(Source data)
————————

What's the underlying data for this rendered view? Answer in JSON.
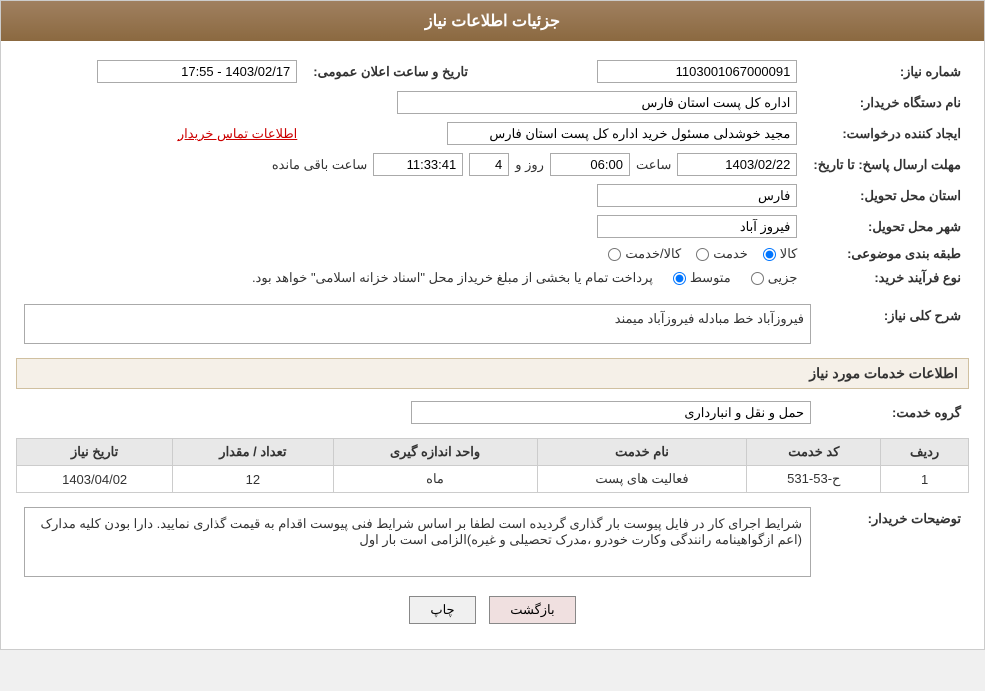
{
  "header": {
    "title": "جزئیات اطلاعات نیاز"
  },
  "fields": {
    "need_number_label": "شماره نیاز:",
    "need_number_value": "1103001067000091",
    "buyer_org_label": "نام دستگاه خریدار:",
    "buyer_org_value": "اداره کل پست استان فارس",
    "announcement_date_label": "تاریخ و ساعت اعلان عمومی:",
    "announcement_date_value": "1403/02/17 - 17:55",
    "creator_label": "ایجاد کننده درخواست:",
    "creator_value": "مجید خوشدلی مسئول خرید اداره کل پست استان فارس",
    "contact_link": "اطلاعات تماس خریدار",
    "response_deadline_label": "مهلت ارسال پاسخ: تا تاریخ:",
    "response_date": "1403/02/22",
    "response_time_label": "ساعت",
    "response_time": "06:00",
    "response_days_label": "روز و",
    "response_days": "4",
    "response_remaining_label": "ساعت باقی مانده",
    "response_remaining": "11:33:41",
    "delivery_province_label": "استان محل تحویل:",
    "delivery_province": "فارس",
    "delivery_city_label": "شهر محل تحویل:",
    "delivery_city": "فیروز آباد",
    "category_label": "طبقه بندی موضوعی:",
    "category_options": [
      "کالا",
      "خدمت",
      "کالا/خدمت"
    ],
    "category_selected": "کالا",
    "purchase_type_label": "نوع فرآیند خرید:",
    "purchase_types": [
      "جزیی",
      "متوسط"
    ],
    "purchase_type_selected": "متوسط",
    "purchase_type_desc": "پرداخت تمام یا بخشی از مبلغ خریداز محل \"اسناد خزانه اسلامی\" خواهد بود.",
    "need_description_label": "شرح کلی نیاز:",
    "need_description": "فیروزآباد خط مبادله فیروزآباد میمند",
    "services_section_label": "اطلاعات خدمات مورد نیاز",
    "service_group_label": "گروه خدمت:",
    "service_group_value": "حمل و نقل و انبارداری",
    "table_headers": {
      "row_num": "ردیف",
      "service_code": "کد خدمت",
      "service_name": "نام خدمت",
      "unit": "واحد اندازه گیری",
      "quantity": "تعداد / مقدار",
      "date": "تاریخ نیاز"
    },
    "table_rows": [
      {
        "row_num": "1",
        "service_code": "ح-53-531",
        "service_name": "فعالیت های پست",
        "unit": "ماه",
        "quantity": "12",
        "date": "1403/04/02"
      }
    ],
    "buyer_notes_label": "توضیحات خریدار:",
    "buyer_notes": "شرایط اجرای کار در فایل پیوست بار گذاری گردیده است لطفا بر اساس شرایط فنی پیوست اقدام به قیمت گذاری نمایید.\nدارا بودن کلیه مدارک (اعم ازگواهینامه رانندگی وکارت خودرو ،مدرک تحصیلی و غیره)الزامی است\nبار اول"
  },
  "buttons": {
    "print_label": "چاپ",
    "back_label": "بازگشت"
  },
  "colors": {
    "header_bg": "#8b6940",
    "section_bg": "#f5f0e8"
  }
}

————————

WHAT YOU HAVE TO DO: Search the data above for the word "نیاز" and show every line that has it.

SOLUTION:
    "title": "جزئیات اطلاعات نیاز"
    "need_number_label": "شماره نیاز:",
    "need_description_label": "شرح کلی نیاز:",
    "services_section_label": "اطلاعات خدمات مورد نیاز",
      "date": "تاریخ نیاز"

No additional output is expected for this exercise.